Sheri Brynard has been asked to speak at the United Nations and has met dignitaries and celebrities alike, including Oprah Winfrey.

The international Down syndrome ambassador arrived in Christchurch with her mother, Suzette Brynard, to speak about her experience.

Suzette explained to TVNZ1's Breakfast this morning that the pair had come to New Zealand "to talk to people, to illustrate that it is OK to be a Down syndrome person and to illustrate to people that you can acquire many things and you can do many things if you really want to and really try to do certain things".

Sheri said some of the hurdles she faced while studying for her teaching diploma was failing some of her subjects "again and again, and sometimes again".

"I never gave up - I only tried harder. I believe your only failure [is when] you give up trying.

"I never felt sorry for myself. It is a waste of energy. I am [in] good company. Three presidents of the USA – Ronald Reagan, Jimmy Carter and Lyndon Johnson – all needed some extra time to finish their studies, so who am I to complain?"

Sheri said she would like people to know that life "has no guarantees" but to "never let our circumstances limit our dreams".

"If you want guarantees, buy yourself a kettle. The truth is life has happiness and sadness, but it depends on us on what we do with our lives.

"Success is measured against oneself – never compare you to others," she said. "We must never let our circumstances limit our dreams. Rather, use it to our advantage and don't ever waste time.

"In my life, the elevator to success has been out of order and I have to use the stairs. I have the take one step at a time.

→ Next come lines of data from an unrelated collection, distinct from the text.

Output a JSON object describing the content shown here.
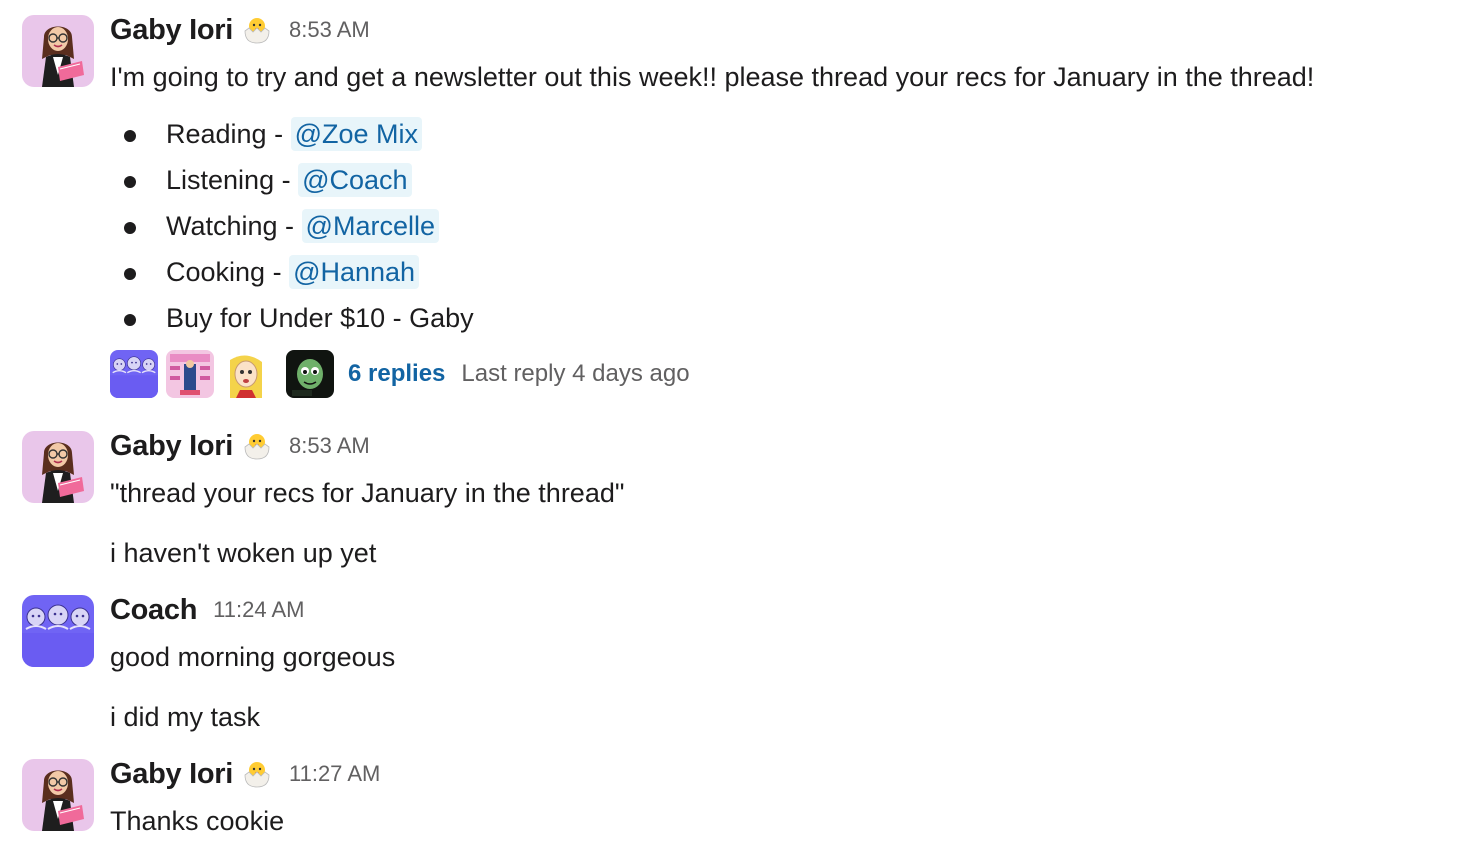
{
  "messages": [
    {
      "sender": "Gaby Iori",
      "status_emoji": "hatching-chick-icon",
      "time": "8:53 AM",
      "text": "I'm going to try and get a newsletter out this week!! please thread your recs for January in the thread!",
      "bullets": [
        {
          "label": "Reading - ",
          "mention": "@Zoe Mix"
        },
        {
          "label": "Listening - ",
          "mention": "@Coach"
        },
        {
          "label": "Watching - ",
          "mention": "@Marcelle"
        },
        {
          "label": "Cooking - ",
          "mention": "@Hannah"
        },
        {
          "label": "Buy for Under $10 - Gaby",
          "mention": ""
        }
      ],
      "thread": {
        "replies": "6 replies",
        "last_reply": "Last reply 4 days ago"
      }
    },
    {
      "sender": "Gaby Iori",
      "status_emoji": "hatching-chick-icon",
      "time": "8:53 AM",
      "lines": [
        "\"thread your recs for January in the thread\"",
        "i haven't woken up yet"
      ]
    },
    {
      "sender": "Coach",
      "time": "11:24 AM",
      "lines": [
        "good morning gorgeous",
        "i did my task"
      ]
    },
    {
      "sender": "Gaby Iori",
      "status_emoji": "hatching-chick-icon",
      "time": "11:27 AM",
      "lines": [
        "Thanks cookie"
      ]
    }
  ],
  "colors": {
    "mention_bg": "#e8f5fa",
    "mention_text": "#1264a3",
    "link": "#1264a3",
    "muted": "#616061",
    "coach_avatar": "#7064f4"
  }
}
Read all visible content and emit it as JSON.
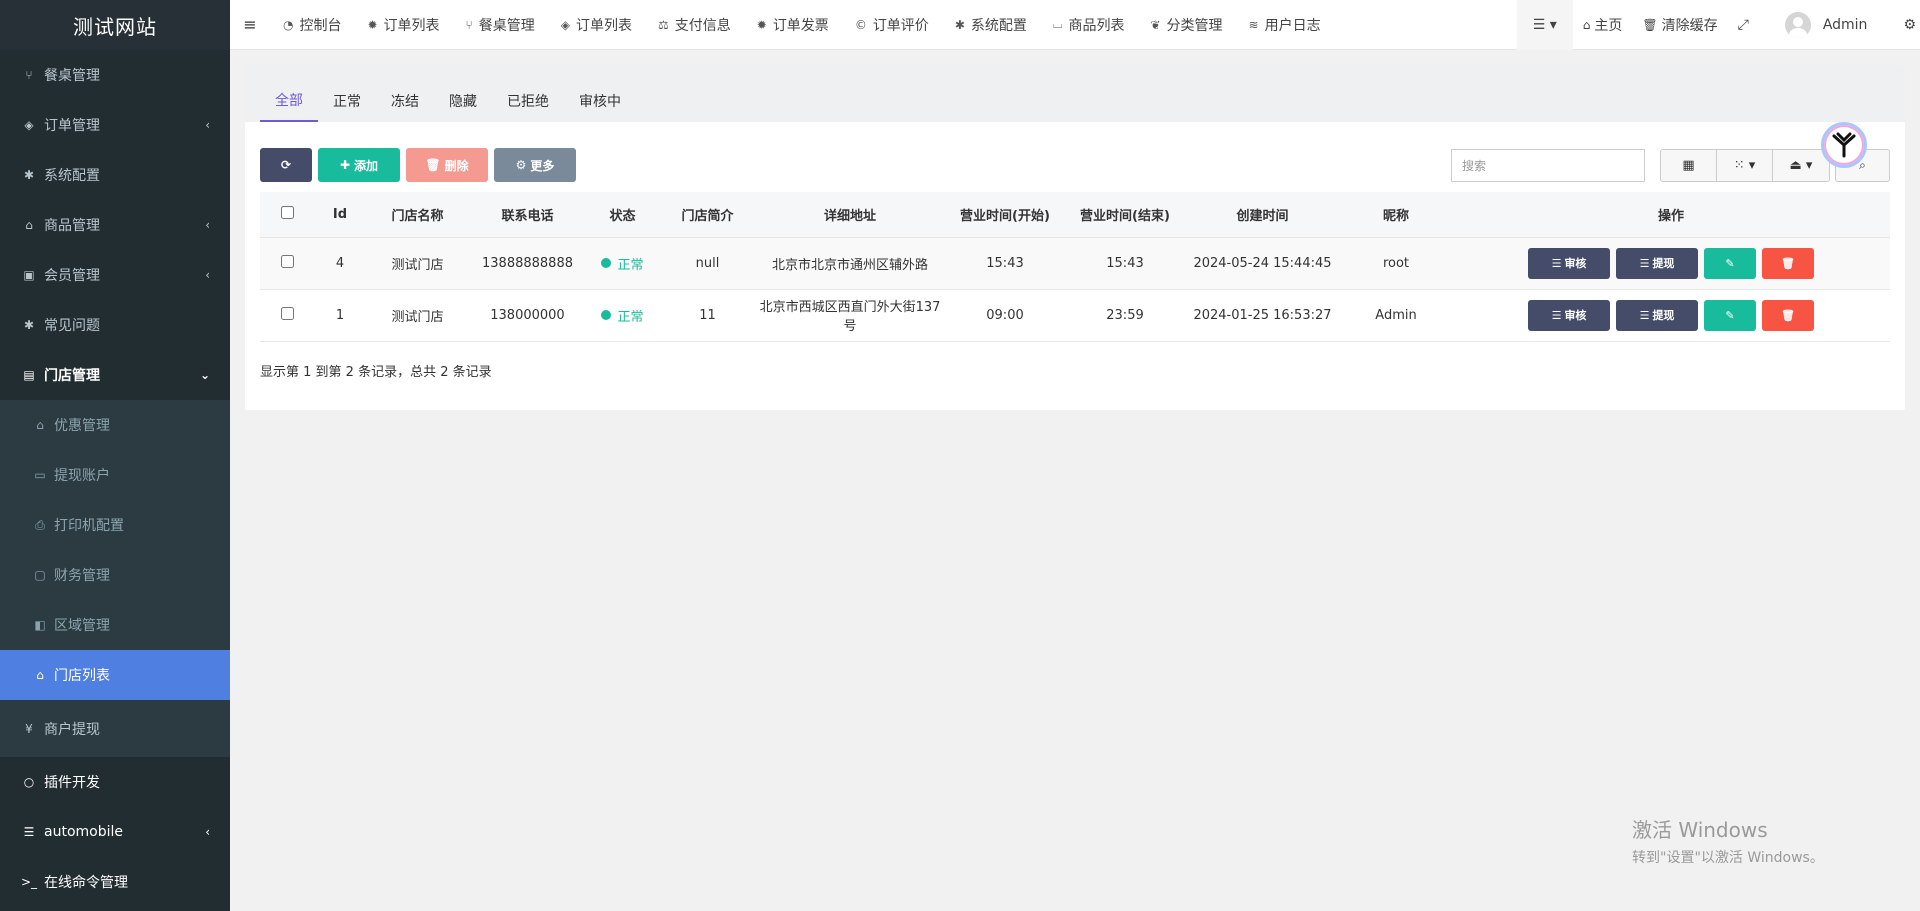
{
  "site": {
    "title": "测试网站"
  },
  "sidebar": {
    "items": [
      {
        "label": "餐桌管理",
        "icon": "cutlery-icon"
      },
      {
        "label": "订单管理",
        "icon": "cube-icon",
        "has_children": true
      },
      {
        "label": "系统配置",
        "icon": "asterisk-icon"
      },
      {
        "label": "商品管理",
        "icon": "gift-icon",
        "has_children": true
      },
      {
        "label": "会员管理",
        "icon": "id-card-icon",
        "has_children": true
      },
      {
        "label": "常见问题",
        "icon": "asterisk-icon"
      },
      {
        "label": "门店管理",
        "icon": "archive-icon",
        "expanded": true
      }
    ],
    "subitems": [
      {
        "label": "优惠管理",
        "icon": "gift-icon"
      },
      {
        "label": "提现账户",
        "icon": "keyboard-icon"
      },
      {
        "label": "打印机配置",
        "icon": "print-icon"
      },
      {
        "label": "财务管理",
        "icon": "money-icon"
      },
      {
        "label": "区域管理",
        "icon": "map-icon"
      },
      {
        "label": "门店列表",
        "icon": "bank-icon",
        "active": true
      }
    ],
    "after_sub": {
      "label": "商户提现",
      "icon": "yen-icon"
    },
    "bottom": [
      {
        "label": "插件开发",
        "icon": "circle-icon"
      },
      {
        "label": "automobile",
        "icon": "list-icon",
        "has_children": true
      },
      {
        "label": "在线命令管理",
        "icon": "terminal-icon"
      }
    ]
  },
  "topnav": {
    "tabs": [
      {
        "label": "控制台",
        "icon": "dashboard-icon"
      },
      {
        "label": "订单列表",
        "icon": "gear-icon"
      },
      {
        "label": "餐桌管理",
        "icon": "cutlery-icon"
      },
      {
        "label": "订单列表",
        "icon": "cube-icon"
      },
      {
        "label": "支付信息",
        "icon": "balance-scale-icon"
      },
      {
        "label": "订单发票",
        "icon": "gear-icon"
      },
      {
        "label": "订单评价",
        "icon": "copyright-icon"
      },
      {
        "label": "系统配置",
        "icon": "asterisk-icon"
      },
      {
        "label": "商品列表",
        "icon": "basket-icon"
      },
      {
        "label": "分类管理",
        "icon": "leaf-icon"
      },
      {
        "label": "用户日志",
        "icon": "history-icon"
      }
    ],
    "home_label": "主页",
    "clear_cache_label": "清除缓存",
    "user_name": "Admin"
  },
  "panel": {
    "tabs": [
      "全部",
      "正常",
      "冻结",
      "隐藏",
      "已拒绝",
      "审核中"
    ],
    "active_tab": "全部",
    "toolbar": {
      "add_label": "添加",
      "delete_label": "删除",
      "more_label": "更多"
    },
    "search_placeholder": "搜索"
  },
  "table": {
    "columns": [
      "Id",
      "门店名称",
      "联系电话",
      "状态",
      "门店简介",
      "详细地址",
      "营业时间(开始)",
      "营业时间(结束)",
      "创建时间",
      "昵称",
      "操作"
    ],
    "rows": [
      {
        "id": "4",
        "name": "测试门店",
        "phone": "13888888888",
        "status": "正常",
        "intro": "null",
        "address": "北京市北京市通州区辅外路",
        "open": "15:43",
        "close": "15:43",
        "created": "2024-05-24 15:44:45",
        "nickname": "root"
      },
      {
        "id": "1",
        "name": "测试门店",
        "phone": "138000000",
        "status": "正常",
        "intro": "11",
        "address": "北京市西城区西直门外大街137号",
        "open": "09:00",
        "close": "23:59",
        "created": "2024-01-25 16:53:27",
        "nickname": "Admin"
      }
    ],
    "ops": {
      "audit": "审核",
      "withdraw": "提现"
    }
  },
  "pager": {
    "summary": "显示第 1 到第 2 条记录，总共 2 条记录"
  },
  "watermark": {
    "line1": "激活 Windows",
    "line2": "转到\"设置\"以激活 Windows。"
  },
  "colors": {
    "sidebar_bg": "#222d32",
    "active_menu": "#4f7fe0",
    "primary_dark": "#444c69",
    "success": "#18bc9c",
    "danger": "#f75444",
    "tab_active": "#6f5ad4"
  }
}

"Without shortcuts, and a lot of hard work, everything worked out for me in the end, so even if it hasn't worked out for you yet, just keep on trying.

"Remember to believe in yourself. If you think you can’t, you can’t. Shoot for the stars and be the best you that you can be today."

Suzette said when Sheri was born in South Africa 37 years ago, people's perception of Down syndrome and other disabilities was "much different from today".

"When Sheri was born, the idea was still to put children who do not fit into the perfect box, which they thought was the perfect box, in institutions," she said, adding that there was "no support", including speech therapy.

Suzette said while some people in South Africa believe that people give birth to children with disabilities because they have sinned, she said the moment she saw Sheri, she "realised that it was such a perfect little baby, looking different from the other babies".

In school, Suzette said Sheri was only allowed to go to school if she blended in with the other students as much as possible.

"So while she was in school", Suzette said, "she knew she had to fit in or leave, and I asked her to please look at what the so-called typical children do, and try to do the same."

Sheri, an assistant teacher in pre-primary classes, said her favourite part of teaching is working at a "special school for learners with learning problems".

"The children accept me as teacher, and they come to me with their problems because they can relate to me," she said. "I cannot have my own children, so the children in my school fill a huge, empty space in my life which hurts me so much."